Monday, November 12, 2012

Bruised but not beaten (Chino Hills 50K Race Report)

My day was cursed from the beginning...

I showed up to the start line of the Chino Hills 50K at 6:15, a line of cars rolling in with runners rolling out. I got in line and picked up my bib.

"Ryan Cavinder," I muttered in my half-asleep voice "With a 'C'".

The woman hands me a bib with the number '1' on it.

Surely this must be a mistake. In large marathons, those favored to win the race wear the single digit bibs. In other races, legacy runners or those heavily involved with the race wear these kinds of numbers. Why did I have the first bib?

My lovely wife thought I was somebody special and i'm sure others along the course did too. Those that saw me finish in the middle of the pack may have thought I was a charity case.


The race was scheduled for a 7 a.m. start, later than I had hoped for with temperatures projected to eclipse 85 degrees. Then came news that there was a delay - start time now at 7:30.

Fast forward 30 minutes and the sun was starting to peek out from behind the hills we would soon traverse. A couple hundred nut-jobs lined up ready to run...another delay.
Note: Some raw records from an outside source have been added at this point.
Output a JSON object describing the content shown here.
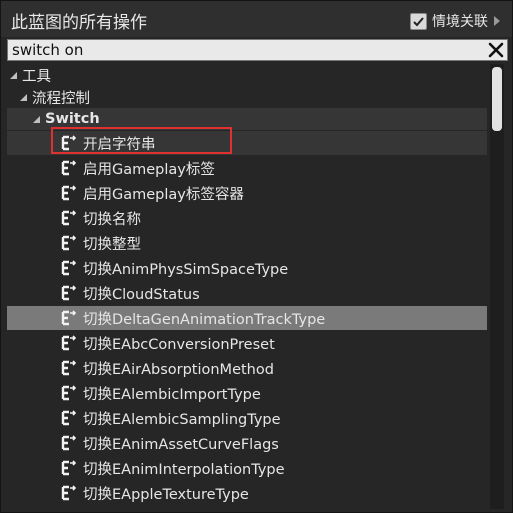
{
  "header": {
    "title": "此蓝图的所有操作",
    "context_label": "情境关联",
    "context_checked": true
  },
  "search": {
    "value": "switch on"
  },
  "tree": {
    "category": "工具",
    "subcategory": "流程控制",
    "group": "Switch",
    "items": [
      "开启字符串",
      "启用Gameplay标签",
      "启用Gameplay标签容器",
      "切换名称",
      "切换整型",
      "切换AnimPhysSimSpaceType",
      "切换CloudStatus",
      "切换DeltaGenAnimationTrackType",
      "切换EAbcConversionPreset",
      "切换EAirAbsorptionMethod",
      "切换EAlembicImportType",
      "切换EAlembicSamplingType",
      "切换EAnimAssetCurveFlags",
      "切换EAnimInterpolationType",
      "切换EAppleTextureType"
    ],
    "selected_index": 7,
    "highlighted_index": 0
  },
  "colors": {
    "highlight": "#e03030",
    "selected_row": "#7a7a7a"
  }
}
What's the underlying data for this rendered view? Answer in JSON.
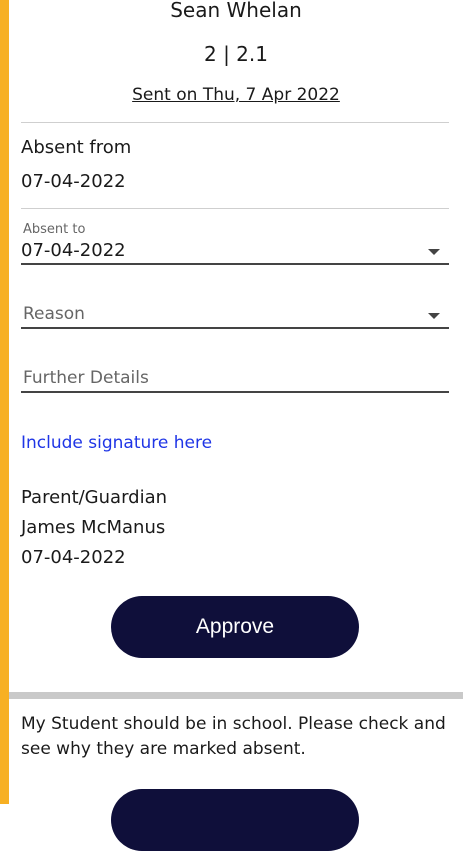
{
  "header": {
    "student_name": "Sean Whelan",
    "class_label": "2 | 2.1",
    "sent_on": "Sent on Thu, 7 Apr 2022"
  },
  "absent_from": {
    "label": "Absent from",
    "value": "07-04-2022"
  },
  "absent_to": {
    "label": "Absent to",
    "value": "07-04-2022"
  },
  "reason": {
    "placeholder": "Reason"
  },
  "further_details": {
    "placeholder": "Further Details"
  },
  "signature_link": "Include signature here",
  "guardian": {
    "label": "Parent/Guardian",
    "name": "James McManus",
    "date": "07-04-2022"
  },
  "approve_label": "Approve",
  "message": "My Student should be in school. Please check and see why they are marked absent.",
  "colors": {
    "accent": "#f7b023",
    "button": "#0f0f3a",
    "link": "#1f35e6"
  }
}
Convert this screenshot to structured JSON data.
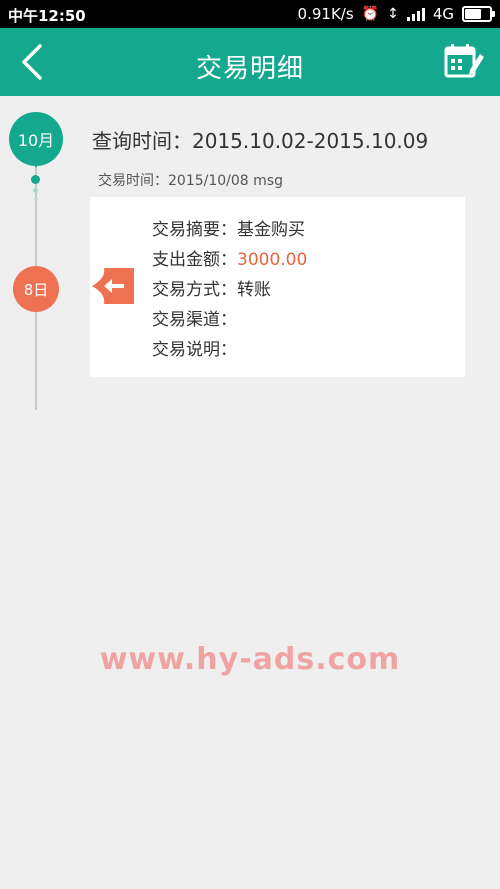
{
  "status_bar": {
    "time": "中午12:50",
    "net_speed": "0.91K/s",
    "network": "4G",
    "icons": [
      "alarm-icon",
      "vibrate-icon",
      "signal-icon",
      "battery-icon"
    ]
  },
  "app_bar": {
    "title": "交易明细",
    "back_icon": "chevron-left-icon",
    "calendar_icon": "calendar-edit-icon",
    "color": "#14a88f"
  },
  "timeline": {
    "month": "10月",
    "day": "8日",
    "month_color": "#14a88f",
    "day_color": "#ee7151"
  },
  "query": {
    "label": "查询时间：2015.10.02-2015.10.09"
  },
  "record": {
    "time_line": "交易时间：2015/10/08  msg",
    "summary_label": "交易摘要：",
    "summary_value": "基金购买",
    "amount_label": "支出金额：",
    "amount_value": "3000.00",
    "method_label": "交易方式：",
    "method_value": "转账",
    "channel_label": "交易渠道：",
    "channel_value": "",
    "note_label": "交易说明：",
    "note_value": "",
    "amount_color": "#e8643f"
  },
  "watermark": "www.hy-ads.com"
}
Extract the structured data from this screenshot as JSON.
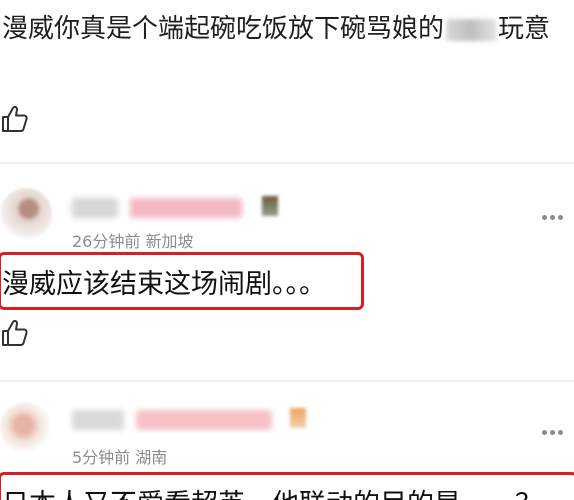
{
  "top_comment": {
    "text_before": "漫威你真是个端起碗吃饭放下碗骂娘的",
    "text_after": "玩意"
  },
  "comments": [
    {
      "meta": "26分钟前 新加坡",
      "text": "漫威应该结束这场闹剧。。。"
    },
    {
      "meta": "5分钟前 湖南",
      "text": "日本人又不爱看超英，他联动的目的是……？"
    }
  ],
  "icons": {
    "like": "thumbs-up-icon",
    "more": "more-dots-icon"
  },
  "colors": {
    "highlight": "#d81e1e",
    "meta_text": "#8c8c8c",
    "divider": "#eeeeee"
  }
}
It's 8 a.m. and the sun is shining in our faces as we finally take off into the canyon. The hills, standing a couple thousand feet above the canyon, provided some shade as the runners positioned themselves. Thirty minutes in, we'd say goodbye to the shade - forever.

I could recount the miles that followed as I have in other race reports, but i'd rather not relive the moments I spent on those hills. They were the most painful, draining, unbearable moments i've ever experienced in a race.

My entire body hurt - my head ached, my stomach was ready to spill out onto the trail, my quads felt like jello and I could feel several blisters forming on my feet.


I wobbled in to the final aid station, around 26 miles in, contemplating a DNF (Did Not Finish). Those letters are devastating to a runner, but my body felt like it was shutting down. The volunteers sat me down, refilled my water and gave me a nice snack of salt tablets and a PB&J.

The shade felt so good, but there's no way I was taking a DNF. I got my liquids, took a deep breath and started walking.


I walked for about a mile before my body started to regain some energy. I could feel the positive effects of hydration and jogged for about 30 seconds. It felt okay. I started into a walk-jog that probably looked more like a hop-waddle, but as I neared the finish my body went into survival mode and I started sprinting.


There were points in the race where I wanted to quit and even points where I thought my body would quit on me.

I have no idea where I pulled that  last bit of energy from.

It was like jumping head first into an empty pool and somehow making a splash.

Thank God for the splash and for seeing me through this one. One step closer to December 1st and the big race.

Thursday, November 1, 2012

Put your best foot forward

You know that feeling when you finish a long race? The feeling of sheer joy and utter exhaustion, often accompanied by cramps, shortness of breath and the overwhelming desire to just collapse?

As unappealing as this will sound to most people, it's the moment a lot of runners CRAVE. I know what you're thinking, and yes we know we're weird - we're okay with it.


Thinking back on some of my toughest races and moments like the one I just described, I discovered something quite peculiar. After all those miles, my feet take the most severe beating, but wind up in much better shape than the rest of my body.

Some call it the benefits of evolution, I call it the advantage of good shoes.


Recently, there's been a lot of hype surrounding barefoot running. Sure, that's how humans ran for thousands of years, wearing animal furs or loin cloths...but how many marathon runners have you seen in loin cloths lately?


Some say the evolution of the running shoe has made runners more lazy, leading to bad form and injury. Well, the evolution of television has made people lazy, leading to obesity and unemployment. That's a lousy argument.

My point is, today's running shoe is like a luxury car. It's comfortable, looks good and if driven right, will be the best on the road.

Of course, there's more than one luxury car just as there are several shoes to choose from. In the past five years i've probably gone through at least 15 pairs of shoes. I've tried them all and have always come back to one.


With all due respect to some other shoe makers, Brooks has gotten it right. When I take to the roads, I lace up my Brooks Adrenaline GTS 12's and when I hit the trails, I do so in my Brooks Cascadia's. Something about these shoes makes it feel like they were made just for me, molded around my foot and giving me the perfect mix of comfort and performance.

My encouragement to you: Find the right shoe. Head to your local running store and have yourself properly fitted for shoes.

You'll be amazed to see what happens when you put your best foot forward.